One linchpin of every Star Trek film and TV show is that the Federation is some kind of monolithic entity dedicated to bringing peace and understanding to the universe. It is a force of optimism and hope, and full of the wonder of mankind exploring the cosmos.
But “Star Trek: Discovery” seems to ground the Federation in much more of a contemporary ethos. From this perspective, the aims and motivation of the Federation might not be as pure of heart as we would like. And it is not monolithic – it is filled with tension, conflict and doubt. And it is also polyglot, no longer offering a single view of mankind and what its goals should be as it explores the universe.
You can think of this as the difference between a Star Trek for the Cold War world and a Star Trek of the post-9/11 world. In the Cold War world, America was a dominant superpower, bringing peace and prosperity to the world. It was very easy to discern the power of good and the power of evil.
However, in the post-9/11 world, the whole element of Islamic radicalism, combined with the rise of multi-polar world and emerging markets, has changed the equation. In many ways, “Star Trek: Discovery” is grounded in contemporary geopolitics, showing us how all of the fundamental tensions and conflicts in today’s society will inform, ultimately, how we explore the universe.
The Vulcans are no longer a purely rational species capable of perfect decision-making
Perhaps one of the most fascinating and most compelling characters ever to appear on Star Trek was Dr. Spock, the legendary Vulcan. He came to symbolize pure scientific rationalism. He was able to think and reason about emotion, and with limited exceptions, never let these emotions influence his decision-making.

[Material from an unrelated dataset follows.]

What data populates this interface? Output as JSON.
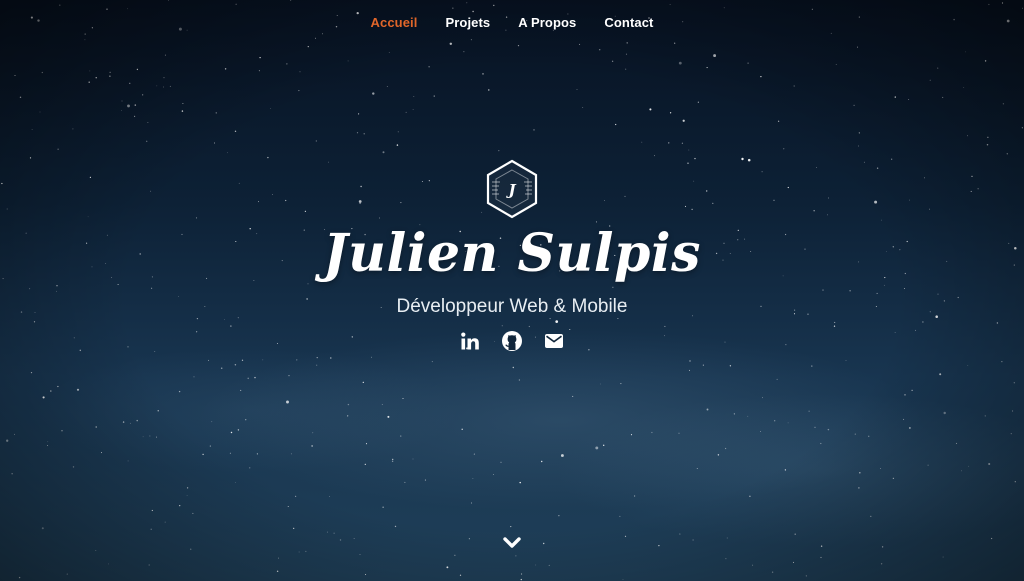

But now it looks like “Star Trek: Discovery” is willing to challenge some of what we thought we knew about Vulcans. For example, consider the “Vulcan hello.” This term quickly becomes shorthand for acting very emotionally and irrationally when meeting someone – as in the Vulcans opening fire on the Klingons before ever trying to establish rational, diplomatic contact with them. It is offered up as a symbol of the hypocrisy found within the Federation.
And there’s another angle here, and that’s the role of First Officer Michael Burnham (played by Sonequa Martin-Green), who herself has a Vulcan past, being raised on the planet Vulcan by Spock’s father Sarek. Part of the two-part pilot episode, in fact, has shown us her struggling with this Vulcan background. You might expect her to be calm, rational and un-emotional when making decisions (especially since she attended the Vulcan Science Academy) – but nothing could be further from the truth. This is clearly a new take on the Vulcans.
“Star Trek: Discovery” shows us a brand new alien species
One of the new characters in “Star Trek: Discovery” is the Discovery’s chief science officer, Lt. Saru. As a Kelpien, he has hoof-like feet and is also biologically capable of sensing impending death. We are told that the Kelpiens are largely raised like cattle on their home planet, and that they are essentially a race that’s been doomed to become food for a more dominant predator species. There’s a whole plotline in the pilot episode, in which Saru senses the impending death and destruction brought on by the Klingons. He also reveals the tragic back story of the Kelpiens.
And that’s not all – this new “Star Trek: Discovery” offers plenty of new characters (including the first openly gay character), plenty of high-tech Hollywood special effects, and plenty of fascinating back stories to bring us up-to-date with the first ever version of “Star Trek,” which appeared in the 1960s. It’s futuristic and yet retro at the same time, and that means there’s a good chance that “Star Trek: Discovery” is going to absolutely blow your mind if you’re a Trekkie.